Root vegetables and salad greens do really well during the fall. By growing these in the autumn months you can enjoy fresh local produce long after the traditional harvest season. Other vegetables to plant in September are the plan-ahead types that will build healthy root systems all winter in preparation for the spring. Here are my favorite five vegetables to plant in September!
You can do double duty with Turnips, eating both the yummy tender greens and sweet roots. Turnips germinate in a few days, so they’re a faster crop to harvest. The greens take about four weeks and the roots are ready in about eight weeks. They work best when soil has cooled to the 40 degree range and have been known to continue to grow even after the first frost. These vegetables go great with potatoes or you can even substitute them entirely!
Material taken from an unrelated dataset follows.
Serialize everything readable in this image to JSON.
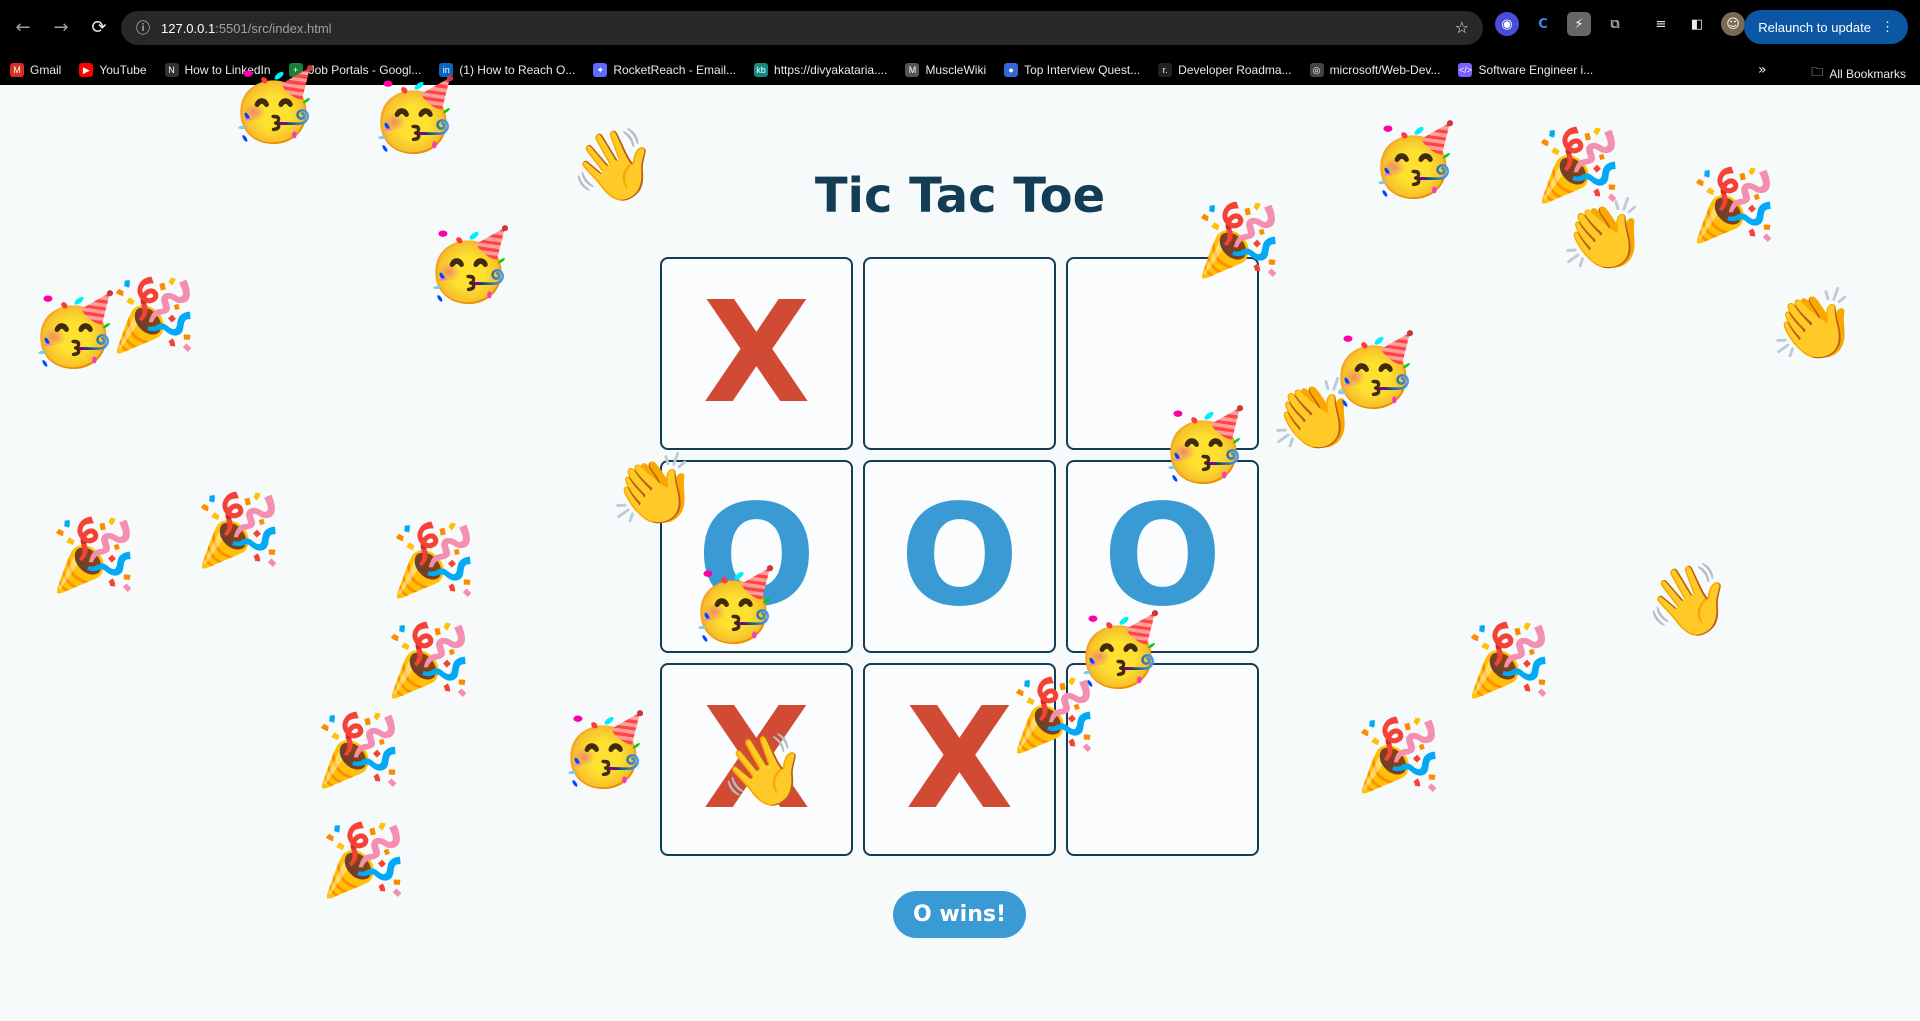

Want a fast growing fall crop? Look no further than the radish. These will be ready to harvest in three weeks. They like to be planted in sunny spots in the garden and it’s worth mixing in some aged compost and/or fertilizer, as radishes prefer a less compacted nutrient-rich environment. Best to plant radishes four-to-six weeks before the first frost.
Lettuce is an all-star vegetable to plant in the fall, taking only a week or so to germinate, depending on the variety. They may take a little more maintenance at the beginning to thin the seedlings but once the leaves are the size of a tablespoon you can start to harvest for some tender baby lettuce. An added bonus with planting lettuce in September is that certain varieties are hardy enough to return after winter for an early spring crop. It’s best to plant lettuce six-to-eight weeks before the first frost in your area.
Besides being a trendy superfood, Kale is a hardy vegetable that can withstand cooler weather and is even known to survive temperatures as low as ten degrees! In September, it’s best to find kale plants already started at your local nursery. But once transplanted, these will be ready for harvest in about six-to-eight weeks or when the leaf is about the size of your hand, making them a perfect ingredient in your favorite smoothie or fall soup recipe!
Want to get a head start on next season’s crops? Plant garlic in late September. It’s best to plant a few varieties just in case one does better in your region than another. You’ll want to separate cloves no more than two days before planting. Leave the peels intact and place the cloves pointy side up in soil about six inches apart and two inches deep. Add about five inches of mulch on top for insulation. Your garlic will form strong roots over the winter and be ready to take off after the first thaw, for a speedy spring crop.
I’d love to hear what your favorite vegetables to plant in September are, and any tips you have about autumn planting in your region. Tell me what your September garden looks like!